Saturday, June 19

Entrance fees to be imposed on visitors to new Sarawak Museum, will be cheaper for locals


Abdul Karim (centre) with others take a tour of the new Sarawak Museum. Photo by Chimon Upon

KUCHING: Like other museums across the globe, the new Sarawak Museum Complex is expecting payment from visitors, both locals and international.

Minister of Tourism, Arts, Culture, Youth and Sports Datuk Abdul Karim Rahman Hamzah said the State Cabinet had not decided on the entrance fees.

“Looking at what we are doing now, making it (Sarawak Museum) parallel with how all the other museums in the world are being done, it is very, very costly.

“You can just imagine when you walk inside, the electricity cost alone for this building is huge. We would like to see a little bit of payment to be made by foreigners as well as locals,” he said when approached by journalists at the museum here today.
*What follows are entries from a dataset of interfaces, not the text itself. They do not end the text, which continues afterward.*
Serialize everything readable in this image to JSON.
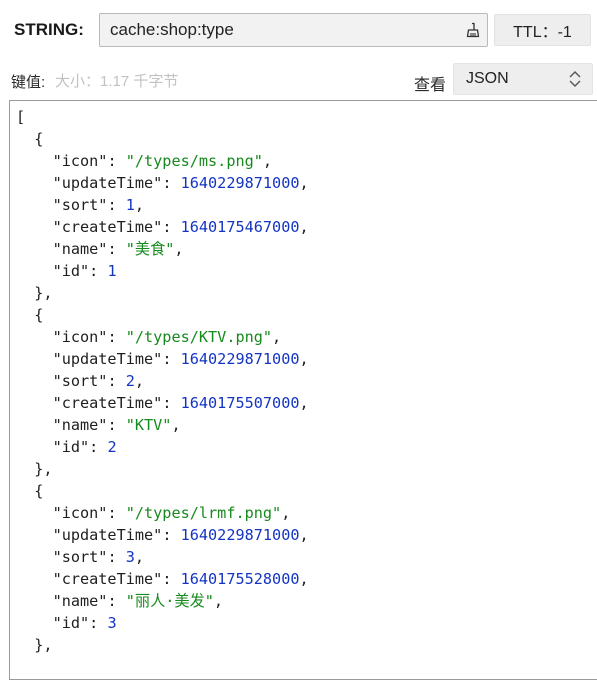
{
  "header": {
    "type_label": "STRING:",
    "key_value": "cache:shop:type",
    "ttl_label": "TTL：-1"
  },
  "value_bar": {
    "value_label": "键值:",
    "size_label": "大小：1.17 千字节",
    "view_label": "查看",
    "format_selected": "JSON"
  },
  "json_items": [
    {
      "icon": "/types/ms.png",
      "updateTime": "1640229871000",
      "sort": "1",
      "createTime": "1640175467000",
      "name": "美食",
      "id": "1"
    },
    {
      "icon": "/types/KTV.png",
      "updateTime": "1640229871000",
      "sort": "2",
      "createTime": "1640175507000",
      "name": "KTV",
      "id": "2"
    },
    {
      "icon": "/types/lrmf.png",
      "updateTime": "1640229871000",
      "sort": "3",
      "createTime": "1640175528000",
      "name": "丽人·美发",
      "id": "3"
    }
  ],
  "colors": {
    "string_token": "#178a1e",
    "number_token": "#1534c4",
    "key_token": "#1f1f1f"
  },
  "icons": {
    "clear": "broom-icon",
    "format_arrows": "chevron-up-down-icon"
  }
}
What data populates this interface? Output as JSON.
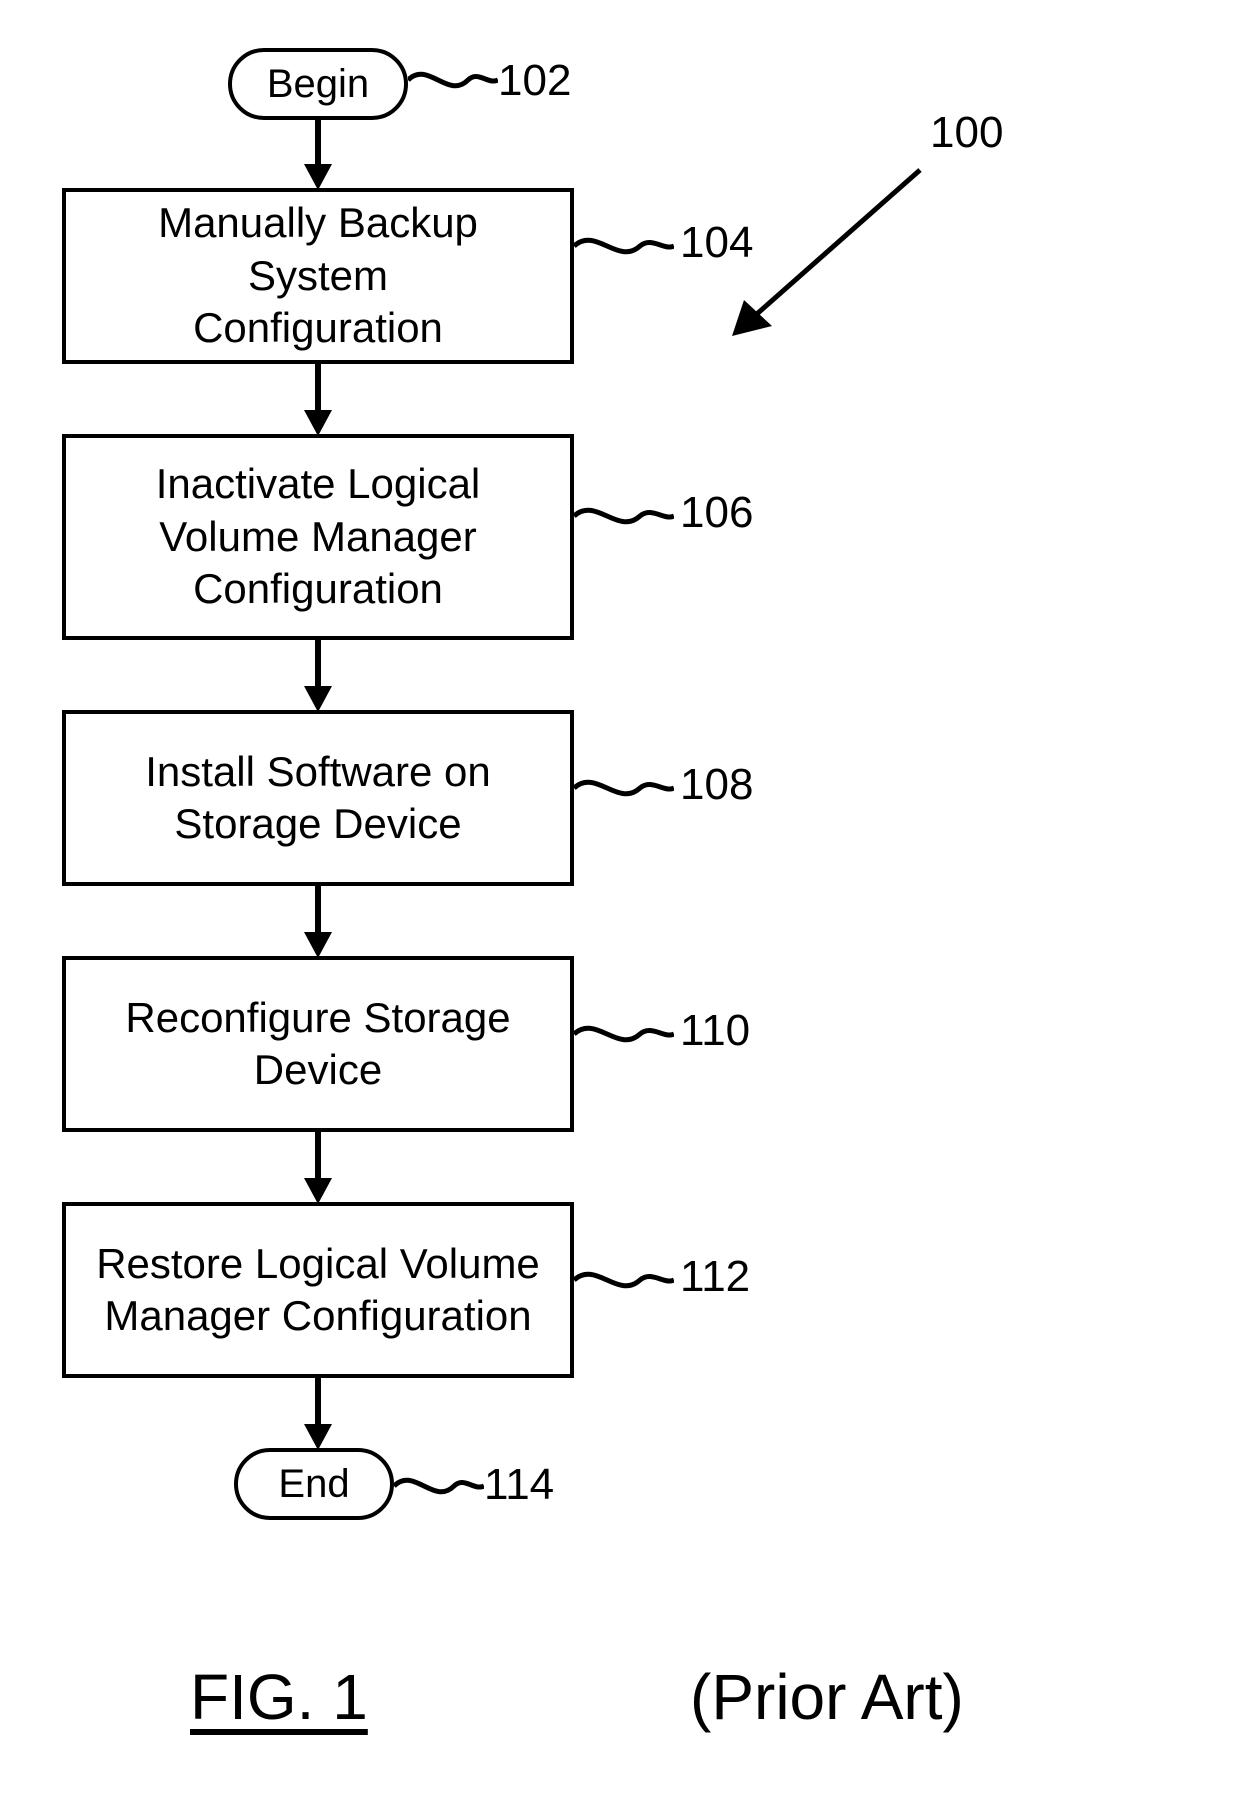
{
  "terminators": {
    "begin": "Begin",
    "end": "End"
  },
  "processes": {
    "p104": "Manually Backup System\nConfiguration",
    "p106": "Inactivate Logical\nVolume Manager\nConfiguration",
    "p108": "Install Software on\nStorage Device",
    "p110": "Reconfigure Storage\nDevice",
    "p112": "Restore Logical Volume\nManager Configuration"
  },
  "labels": {
    "l100": "100",
    "l102": "102",
    "l104": "104",
    "l106": "106",
    "l108": "108",
    "l110": "110",
    "l112": "112",
    "l114": "114"
  },
  "figure": {
    "fig": "FIG. 1",
    "prior": "(Prior Art)"
  }
}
Abdul Karim was quick to add that the rate for locals would have to be “much, much lower because we want to encourage locals to come over and visit”.

He said the State Cabinet would have to conduct further discussions on the entrance fees to be imposed.

“I cannot be the one to decide. I did discuss about this a little bit in Cabinet. When the time is right, we will decide the entrance fees for this museum and the other museums,” he explained.

He pointed out that the state could even come up with a special pass for visitors to enter all the museums the city has.

“It will be a package. Kuching will have many museums like the Maritime Museum, the Chinese Cultural Museum, the Islamic Museum, this museum (Sarawak Museum) and the Keringkam Museum. We are very proud of that,” he added.

When asked about the capacity of the museum, the minister said they would not expect several thousands of visitors entering the building at any one time.

He said it would not be practical to register such a huge crowd at the museum.

“Nobody wants to go into the museum when they have to be meeting so many people. But I believe it can accommodate many people at one time.

“If there are 100 people in the Old Museum across the street, it is jammed. But this building, with four to five floors, a good cafeteria and a good information centre, will be a nice museum which all of us will be very, very proud of,” he said.

The Sarawak Museum, which was completed in May this year with a total cost of RM323 million, is expected to be open to the public by end of next year.